Saturday, December 24, 2005
PMR (lower secondary assessment) results were out this past Thursday. No. 1 didn't appear to be overly excited over this. After returning from youth camp with his dad, he went to school on Thursday afternoon to collect his result slip. Hubby rang me to tell me the news.
Me : He's got 1A? (I was only certain that he'd get an A for his English, at best 3As out of 8).
Hubby : 5.
Me : FIVE?
Hubby : Why you got no faith in your son?
I've got faith in him all right, that he'll get between one to three As. I didn't want to expect too much from him as I didn't want to be disappointed. Moreover, his performance in his term exams hadn't been exactly inspiring. I read in the papers about the girl who cried at getting 6As and 1B because she expected to get straight As. As for us, 5As is great news because no. 1 had done better than expected.
When we heard news of others faring better (a niece got straight As, another friend got 6As and yet another 7As out of 8), no. 1 asked if I was going to start comparing him with them. I told him that if I'd wanted to do so, I wouldn't have been happy with the 5As he obtained.

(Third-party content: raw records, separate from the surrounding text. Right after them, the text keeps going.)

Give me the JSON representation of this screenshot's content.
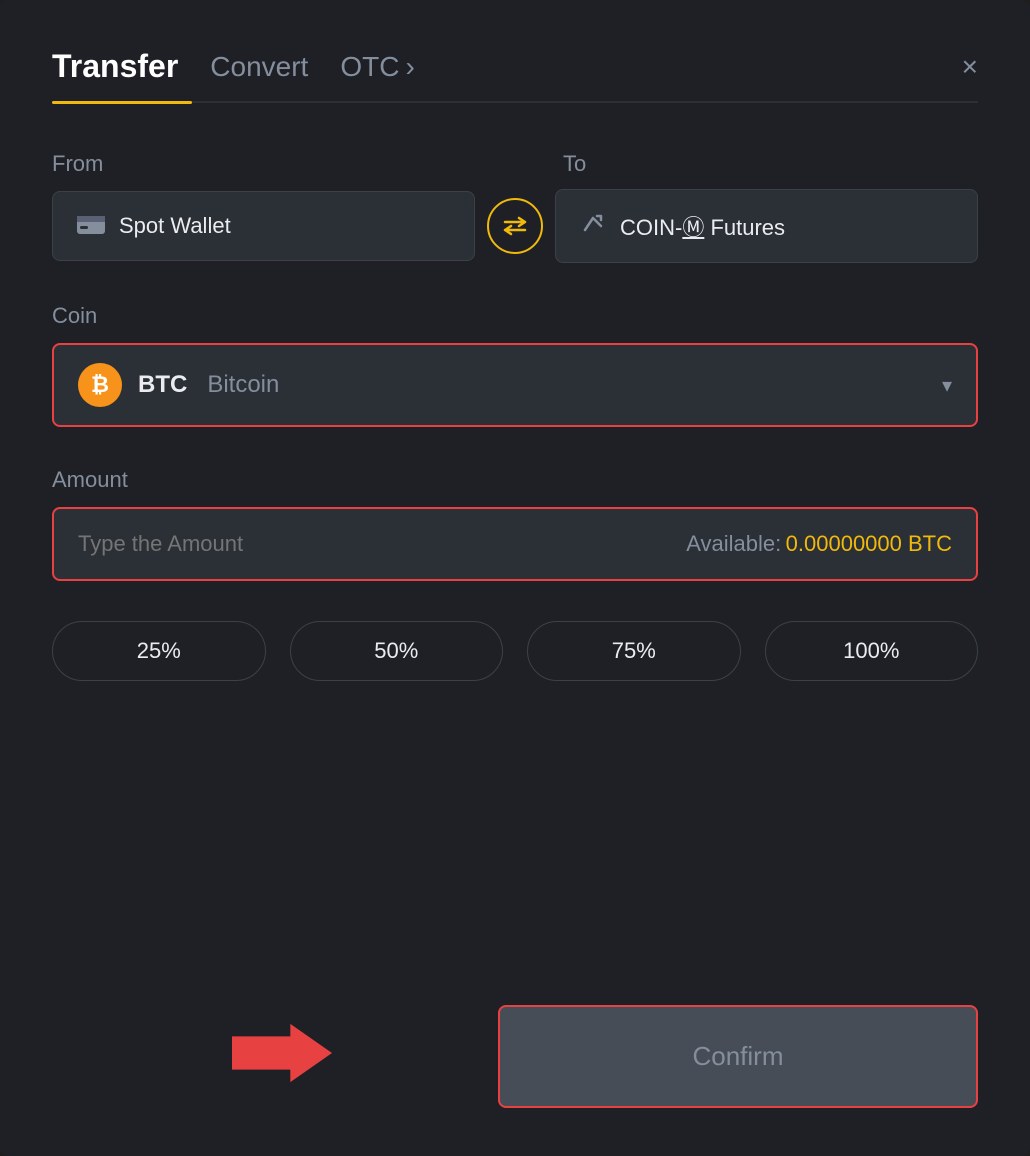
{
  "header": {
    "tab_transfer": "Transfer",
    "tab_convert": "Convert",
    "tab_otc": "OTC",
    "tab_otc_chevron": "›",
    "close_label": "×"
  },
  "from": {
    "label": "From",
    "wallet_icon": "▬",
    "wallet_name": "Spot Wallet"
  },
  "to": {
    "label": "To",
    "wallet_icon": "↑",
    "wallet_name": "COIN-M Futures"
  },
  "swap": {
    "icon": "⇄"
  },
  "coin": {
    "label": "Coin",
    "symbol": "BTC",
    "full_name": "Bitcoin",
    "chevron": "▾"
  },
  "amount": {
    "label": "Amount",
    "placeholder": "Type the Amount",
    "available_label": "Available:",
    "available_value": "0.00000000 BTC"
  },
  "percentages": [
    {
      "label": "25%"
    },
    {
      "label": "50%"
    },
    {
      "label": "75%"
    },
    {
      "label": "100%"
    }
  ],
  "confirm": {
    "label": "Confirm"
  }
}
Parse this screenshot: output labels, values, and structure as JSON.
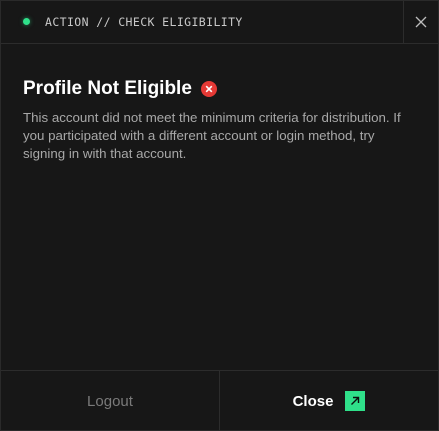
{
  "header": {
    "title": "ACTION // CHECK ELIGIBILITY",
    "status_color": "#2fe08a"
  },
  "content": {
    "title": "Profile Not Eligible",
    "status_icon": "error-x-circle-icon",
    "error_color": "#e53935",
    "description": "This account did not meet the minimum criteria for distribution. If you participated with a different account or login method, try signing in with that account."
  },
  "footer": {
    "logout_label": "Logout",
    "close_label": "Close",
    "close_icon": "arrow-up-right-icon",
    "accent_color": "#2fe08a"
  }
}
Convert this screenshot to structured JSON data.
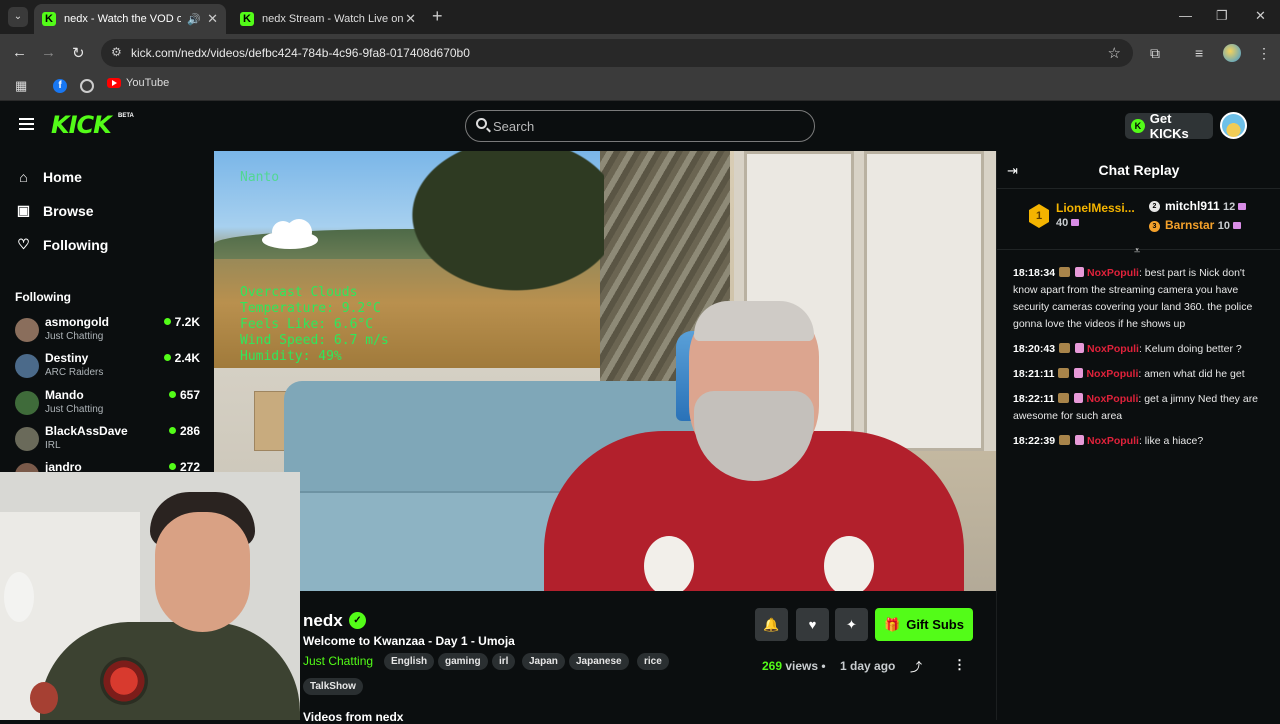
{
  "browser": {
    "tabs": [
      {
        "title": "nedx - Watch the VOD on Kick",
        "active": true,
        "audio": true
      },
      {
        "title": "nedx Stream - Watch Live on Kick",
        "active": false,
        "audio": false
      }
    ],
    "url": "kick.com/nedx/videos/defbc424-784b-4c96-9fa8-017408d670b0",
    "bookmarks": [
      {
        "icon": "facebook-icon",
        "label": ""
      },
      {
        "icon": "globe-icon",
        "label": ""
      },
      {
        "icon": "youtube-icon",
        "label": "YouTube"
      }
    ]
  },
  "header": {
    "logo": "KICK",
    "logo_badge": "BETA",
    "search_placeholder": "Search",
    "get_kicks": "Get KICKs"
  },
  "sidebar": {
    "nav": [
      {
        "label": "Home",
        "icon": "home-icon"
      },
      {
        "label": "Browse",
        "icon": "browse-icon"
      },
      {
        "label": "Following",
        "icon": "heart-icon"
      }
    ],
    "following_heading": "Following",
    "channels": [
      {
        "name": "asmongold",
        "category": "Just Chatting",
        "viewers": "7.2K",
        "color": "#8a6e5c"
      },
      {
        "name": "Destiny",
        "category": "ARC Raiders",
        "viewers": "2.4K",
        "color": "#4b6a8a"
      },
      {
        "name": "Mando",
        "category": "Just Chatting",
        "viewers": "657",
        "color": "#3f6b3a"
      },
      {
        "name": "BlackAssDave",
        "category": "IRL",
        "viewers": "286",
        "color": "#6a6a5a"
      },
      {
        "name": "jandro",
        "category": "",
        "viewers": "272",
        "color": "#7a5a4a"
      }
    ]
  },
  "video": {
    "weather_overlay": {
      "location": "Nanto",
      "lines": [
        "Overcast Clouds",
        "Temperature: 9.2°C",
        "Feels Like: 6.6°C",
        "Wind Speed: 6.7 m/s",
        "Humidity: 49%"
      ]
    }
  },
  "stream": {
    "streamer": "nedx",
    "title": "Welcome to Kwanzaa - Day 1 - Umoja",
    "category": "Just Chatting",
    "tags": [
      "English",
      "gaming",
      "irl",
      "Japan",
      "Japanese",
      "rice",
      "TalkShow"
    ],
    "gift_label": "Gift Subs",
    "views_count": "269",
    "views_label": "views",
    "separator": "•",
    "posted": "1 day ago",
    "section_heading": "Videos from nedx"
  },
  "chat": {
    "title": "Chat Replay",
    "leaderboard": [
      {
        "rank": "1",
        "name": "LionelMessi...",
        "points": "40",
        "color": "#f4b400"
      },
      {
        "rank": "2",
        "name": "mitchl911",
        "points": "12",
        "color": "#ffffff"
      },
      {
        "rank": "3",
        "name": "Barnstar",
        "points": "10",
        "color": "#f4a12b"
      }
    ],
    "messages": [
      {
        "time": "18:18:34",
        "user": "NoxPopuli",
        "text": "best part is Nick don't know apart from the streaming camera you have security cameras covering your land 360. the police gonna love the videos if he shows up"
      },
      {
        "time": "18:20:43",
        "user": "NoxPopuli",
        "text": "Kelum doing better ?"
      },
      {
        "time": "18:21:11",
        "user": "NoxPopuli",
        "text": "amen what did he get"
      },
      {
        "time": "18:22:11",
        "user": "NoxPopuli",
        "text": "get a jimny Ned they are awesome for such area"
      },
      {
        "time": "18:22:39",
        "user": "NoxPopuli",
        "text": "like a hiace?"
      }
    ]
  }
}
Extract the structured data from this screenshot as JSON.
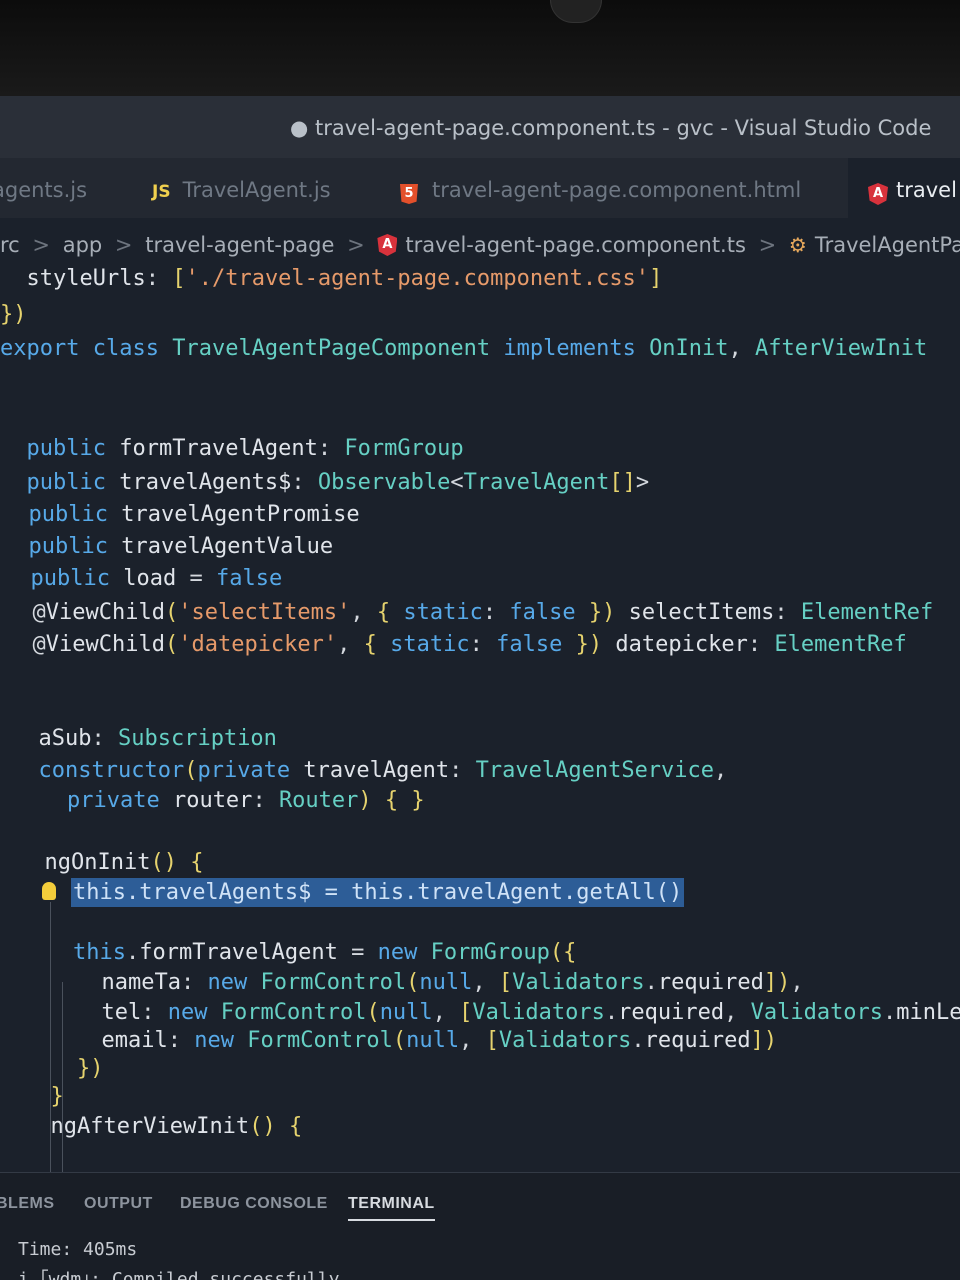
{
  "window": {
    "title": "● travel-agent-page.component.ts - gvc - Visual Studio Code"
  },
  "tabs": [
    {
      "label": "agents.js"
    },
    {
      "icon": "JS",
      "label": "TravelAgent.js"
    },
    {
      "icon": "5",
      "label": "travel-agent-page.component.html"
    },
    {
      "icon": "A",
      "label": "travel"
    }
  ],
  "breadcrumb": {
    "items": [
      "rc",
      "app",
      "travel-agent-page",
      "travel-agent-page.component.ts",
      "TravelAgentPageCor"
    ],
    "separator": ">"
  },
  "code": {
    "lines": [
      "  styleUrls: ['./travel-agent-page.component.css']",
      "})",
      "export class TravelAgentPageComponent implements OnInit, AfterViewInit",
      "  public formTravelAgent: FormGroup",
      "  public travelAgents$: Observable<TravelAgent[]>",
      "  public travelAgentPromise",
      "  public travelAgentValue",
      "  public load = false",
      "  @ViewChild('selectItems', { static: false }) selectItems: ElementRef",
      "  @ViewChild('datepicker', { static: false }) datepicker: ElementRef",
      "  aSub: Subscription",
      "  constructor(private travelAgent: TravelAgentService,",
      "    private router: Router) { }",
      "  ngOnInit() {",
      "    this.travelAgents$ = this.travelAgent.getAll()",
      "    this.formTravelAgent = new FormGroup({",
      "      nameTa: new FormControl(null, [Validators.required]),",
      "      tel: new FormControl(null, [Validators.required, Validators.minLengt",
      "      email: new FormControl(null, [Validators.required])",
      "    })",
      "  }",
      "  ngAfterViewInit() {"
    ]
  },
  "panel": {
    "tabs": [
      "BLEMS",
      "OUTPUT",
      "DEBUG CONSOLE",
      "TERMINAL"
    ],
    "active_tab": "TERMINAL",
    "terminal_lines": [
      "Time: 405ms",
      "i ｢wdm｣: Compiled successfully."
    ]
  }
}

It's human nature to want to compare our children with others who've done better. This is a favourite refrain amongst parents :
"Why can't you be like so-and-so who
1. got straight As
2. is a debating champion
3. is a state basketball player
4. wrote a book in his teens
5. won the essay writing competition
Sometimes I do it too but hubby is always quick to remind me that the only comparison we should make of our kids is to compare themselves with themselves. The comparison shouldn't be external but internal. If you're capable of getting an A but you only got a C, then you've done a lousy job. On the other hand, if your level of competency is such that a C is the norm, then getting a B is reason to rejoice.
If we parents insist on comparing our kids with others, then we shouldn't just compare them with those who are better but those who are worse off too. Then, we won't be so demanding on our kids.
But then again, the word "demanding" can be construed differently by parents and children. That's another story altogether.